DATA SHOWN START

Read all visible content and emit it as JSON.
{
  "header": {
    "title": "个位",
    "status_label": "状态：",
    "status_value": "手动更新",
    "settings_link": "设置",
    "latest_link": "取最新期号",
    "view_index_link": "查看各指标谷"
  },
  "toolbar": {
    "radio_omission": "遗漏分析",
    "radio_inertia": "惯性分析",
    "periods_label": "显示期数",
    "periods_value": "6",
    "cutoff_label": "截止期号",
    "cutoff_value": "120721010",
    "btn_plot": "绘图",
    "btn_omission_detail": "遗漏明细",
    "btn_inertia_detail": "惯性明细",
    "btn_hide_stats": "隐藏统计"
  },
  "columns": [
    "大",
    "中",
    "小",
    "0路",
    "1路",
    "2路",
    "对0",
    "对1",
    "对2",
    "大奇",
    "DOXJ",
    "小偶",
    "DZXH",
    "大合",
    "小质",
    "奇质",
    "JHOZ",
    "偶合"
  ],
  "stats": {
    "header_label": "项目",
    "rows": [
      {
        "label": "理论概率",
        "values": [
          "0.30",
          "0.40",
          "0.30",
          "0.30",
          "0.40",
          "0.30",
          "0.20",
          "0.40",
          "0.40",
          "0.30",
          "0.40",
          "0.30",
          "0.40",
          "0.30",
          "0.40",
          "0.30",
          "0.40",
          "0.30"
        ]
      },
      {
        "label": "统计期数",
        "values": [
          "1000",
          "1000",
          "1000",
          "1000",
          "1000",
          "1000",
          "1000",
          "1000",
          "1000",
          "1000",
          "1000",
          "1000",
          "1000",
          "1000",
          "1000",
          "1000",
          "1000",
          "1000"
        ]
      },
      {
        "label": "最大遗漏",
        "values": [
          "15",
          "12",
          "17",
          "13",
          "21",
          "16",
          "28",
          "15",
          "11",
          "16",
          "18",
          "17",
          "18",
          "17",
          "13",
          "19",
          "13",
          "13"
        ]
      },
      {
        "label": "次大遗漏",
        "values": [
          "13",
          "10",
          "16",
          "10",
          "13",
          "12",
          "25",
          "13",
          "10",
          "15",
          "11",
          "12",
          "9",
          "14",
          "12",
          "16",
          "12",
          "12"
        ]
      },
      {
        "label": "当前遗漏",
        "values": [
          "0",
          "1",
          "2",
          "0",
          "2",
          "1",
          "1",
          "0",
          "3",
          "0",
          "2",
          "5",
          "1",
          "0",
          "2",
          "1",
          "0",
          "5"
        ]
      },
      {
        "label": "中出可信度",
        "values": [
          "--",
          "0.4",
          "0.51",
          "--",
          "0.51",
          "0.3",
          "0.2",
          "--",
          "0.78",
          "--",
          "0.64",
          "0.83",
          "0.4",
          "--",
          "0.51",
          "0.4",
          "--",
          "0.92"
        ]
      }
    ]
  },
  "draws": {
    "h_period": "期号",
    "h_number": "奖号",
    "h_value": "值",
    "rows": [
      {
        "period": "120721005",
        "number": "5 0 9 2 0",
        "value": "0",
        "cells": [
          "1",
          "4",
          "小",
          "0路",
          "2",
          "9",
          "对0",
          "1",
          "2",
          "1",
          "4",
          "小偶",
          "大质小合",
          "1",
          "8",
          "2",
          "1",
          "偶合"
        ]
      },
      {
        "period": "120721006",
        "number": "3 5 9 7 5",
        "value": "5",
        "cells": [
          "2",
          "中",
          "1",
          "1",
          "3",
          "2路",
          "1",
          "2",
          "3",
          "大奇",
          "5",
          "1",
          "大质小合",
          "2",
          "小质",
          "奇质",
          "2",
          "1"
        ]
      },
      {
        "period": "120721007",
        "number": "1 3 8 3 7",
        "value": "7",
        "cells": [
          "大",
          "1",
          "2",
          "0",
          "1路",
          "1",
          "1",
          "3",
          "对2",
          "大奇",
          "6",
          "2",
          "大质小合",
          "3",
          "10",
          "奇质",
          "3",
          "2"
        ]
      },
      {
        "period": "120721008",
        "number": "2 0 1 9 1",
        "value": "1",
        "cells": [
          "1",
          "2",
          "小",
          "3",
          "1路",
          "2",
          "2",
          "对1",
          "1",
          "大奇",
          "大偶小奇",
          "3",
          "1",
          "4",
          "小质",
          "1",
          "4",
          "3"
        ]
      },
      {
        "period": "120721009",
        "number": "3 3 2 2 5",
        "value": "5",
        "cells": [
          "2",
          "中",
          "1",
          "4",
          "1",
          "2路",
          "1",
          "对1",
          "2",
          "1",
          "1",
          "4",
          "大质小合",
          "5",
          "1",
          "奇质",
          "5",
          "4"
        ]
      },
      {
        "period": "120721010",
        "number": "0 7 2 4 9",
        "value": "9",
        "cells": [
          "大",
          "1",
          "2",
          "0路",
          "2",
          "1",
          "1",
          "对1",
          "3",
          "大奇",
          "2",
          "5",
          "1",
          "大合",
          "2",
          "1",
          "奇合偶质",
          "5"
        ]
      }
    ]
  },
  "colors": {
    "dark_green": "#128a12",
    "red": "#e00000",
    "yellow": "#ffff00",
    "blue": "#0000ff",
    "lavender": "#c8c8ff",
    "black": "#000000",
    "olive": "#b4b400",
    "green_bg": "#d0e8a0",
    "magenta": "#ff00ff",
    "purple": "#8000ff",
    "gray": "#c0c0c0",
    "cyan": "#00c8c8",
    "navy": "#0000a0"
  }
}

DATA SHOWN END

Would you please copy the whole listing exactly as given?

Read all visible content and emit it as JSON.
{
  "header": {
    "title": "个位",
    "status_label": "状态：",
    "status_value": "手动更新",
    "settings_link": "设置",
    "latest_link": "取最新期号",
    "view_index_link": "查看各指标谷"
  },
  "toolbar": {
    "radio_omission": "遗漏分析",
    "radio_inertia": "惯性分析",
    "periods_label": "显示期数",
    "periods_value": "6",
    "cutoff_label": "截止期号",
    "cutoff_value": "120721010",
    "btn_plot": "绘图",
    "btn_omission_detail": "遗漏明细",
    "btn_inertia_detail": "惯性明细",
    "btn_hide_stats": "隐藏统计"
  },
  "columns": [
    "大",
    "中",
    "小",
    "0路",
    "1路",
    "2路",
    "对0",
    "对1",
    "对2",
    "大奇",
    "DOXJ",
    "小偶",
    "DZXH",
    "大合",
    "小质",
    "奇质",
    "JHOZ",
    "偶合"
  ],
  "stats": {
    "header_label": "项目",
    "rows": [
      {
        "label": "理论概率",
        "values": [
          "0.30",
          "0.40",
          "0.30",
          "0.30",
          "0.40",
          "0.30",
          "0.20",
          "0.40",
          "0.40",
          "0.30",
          "0.40",
          "0.30",
          "0.40",
          "0.30",
          "0.40",
          "0.30",
          "0.40",
          "0.30"
        ]
      },
      {
        "label": "统计期数",
        "values": [
          "1000",
          "1000",
          "1000",
          "1000",
          "1000",
          "1000",
          "1000",
          "1000",
          "1000",
          "1000",
          "1000",
          "1000",
          "1000",
          "1000",
          "1000",
          "1000",
          "1000",
          "1000"
        ]
      },
      {
        "label": "最大遗漏",
        "values": [
          "15",
          "12",
          "17",
          "13",
          "21",
          "16",
          "28",
          "15",
          "11",
          "16",
          "18",
          "17",
          "18",
          "17",
          "13",
          "19",
          "13",
          "13"
        ]
      },
      {
        "label": "次大遗漏",
        "values": [
          "13",
          "10",
          "16",
          "10",
          "13",
          "12",
          "25",
          "13",
          "10",
          "15",
          "11",
          "12",
          "9",
          "14",
          "12",
          "16",
          "12",
          "12"
        ]
      },
      {
        "label": "当前遗漏",
        "values": [
          "0",
          "1",
          "2",
          "0",
          "2",
          "1",
          "1",
          "0",
          "3",
          "0",
          "2",
          "5",
          "1",
          "0",
          "2",
          "1",
          "0",
          "5"
        ]
      },
      {
        "label": "中出可信度",
        "values": [
          "--",
          "0.4",
          "0.51",
          "--",
          "0.51",
          "0.3",
          "0.2",
          "--",
          "0.78",
          "--",
          "0.64",
          "0.83",
          "0.4",
          "--",
          "0.51",
          "0.4",
          "--",
          "0.92"
        ]
      }
    ]
  },
  "draws": {
    "h_period": "期号",
    "h_number": "奖号",
    "h_value": "值",
    "rows": [
      {
        "period": "120721005",
        "number": "5 0 9 2 0",
        "value": "0",
        "cells": [
          "1",
          "4",
          "小",
          "0路",
          "2",
          "9",
          "对0",
          "1",
          "2",
          "1",
          "4",
          "小偶",
          "大质小合",
          "1",
          "8",
          "2",
          "1",
          "偶合"
        ]
      },
      {
        "period": "120721006",
        "number": "3 5 9 7 5",
        "value": "5",
        "cells": [
          "2",
          "中",
          "1",
          "1",
          "3",
          "2路",
          "1",
          "2",
          "3",
          "大奇",
          "5",
          "1",
          "大质小合",
          "2",
          "小质",
          "奇质",
          "2",
          "1"
        ]
      },
      {
        "period": "120721007",
        "number": "1 3 8 3 7",
        "value": "7",
        "cells": [
          "大",
          "1",
          "2",
          "0",
          "1路",
          "1",
          "1",
          "3",
          "对2",
          "大奇",
          "6",
          "2",
          "大质小合",
          "3",
          "10",
          "奇质",
          "3",
          "2"
        ]
      },
      {
        "period": "120721008",
        "number": "2 0 1 9 1",
        "value": "1",
        "cells": [
          "1",
          "2",
          "小",
          "3",
          "1路",
          "2",
          "2",
          "对1",
          "1",
          "大奇",
          "大偶小奇",
          "3",
          "1",
          "4",
          "小质",
          "1",
          "4",
          "3"
        ]
      },
      {
        "period": "120721009",
        "number": "3 3 2 2 5",
        "value": "5",
        "cells": [
          "2",
          "中",
          "1",
          "4",
          "1",
          "2路",
          "1",
          "对1",
          "2",
          "1",
          "1",
          "4",
          "大质小合",
          "5",
          "1",
          "奇质",
          "5",
          "4"
        ]
      },
      {
        "period": "120721010",
        "number": "0 7 2 4 9",
        "value": "9",
        "cells": [
          "大",
          "1",
          "2",
          "0路",
          "2",
          "1",
          "1",
          "对1",
          "3",
          "大奇",
          "2",
          "5",
          "1",
          "大合",
          "2",
          "1",
          "奇合偶质",
          "5"
        ]
      }
    ]
  },
  "colors": {
    "dark_green": "#128a12",
    "red": "#e00000",
    "yellow": "#ffff00",
    "blue": "#0000ff",
    "lavender": "#c8c8ff",
    "black": "#000000",
    "olive": "#b4b400",
    "green_bg": "#d0e8a0",
    "magenta": "#ff00ff",
    "purple": "#8000ff",
    "gray": "#c0c0c0",
    "cyan": "#00c8c8",
    "navy": "#0000a0"
  }
}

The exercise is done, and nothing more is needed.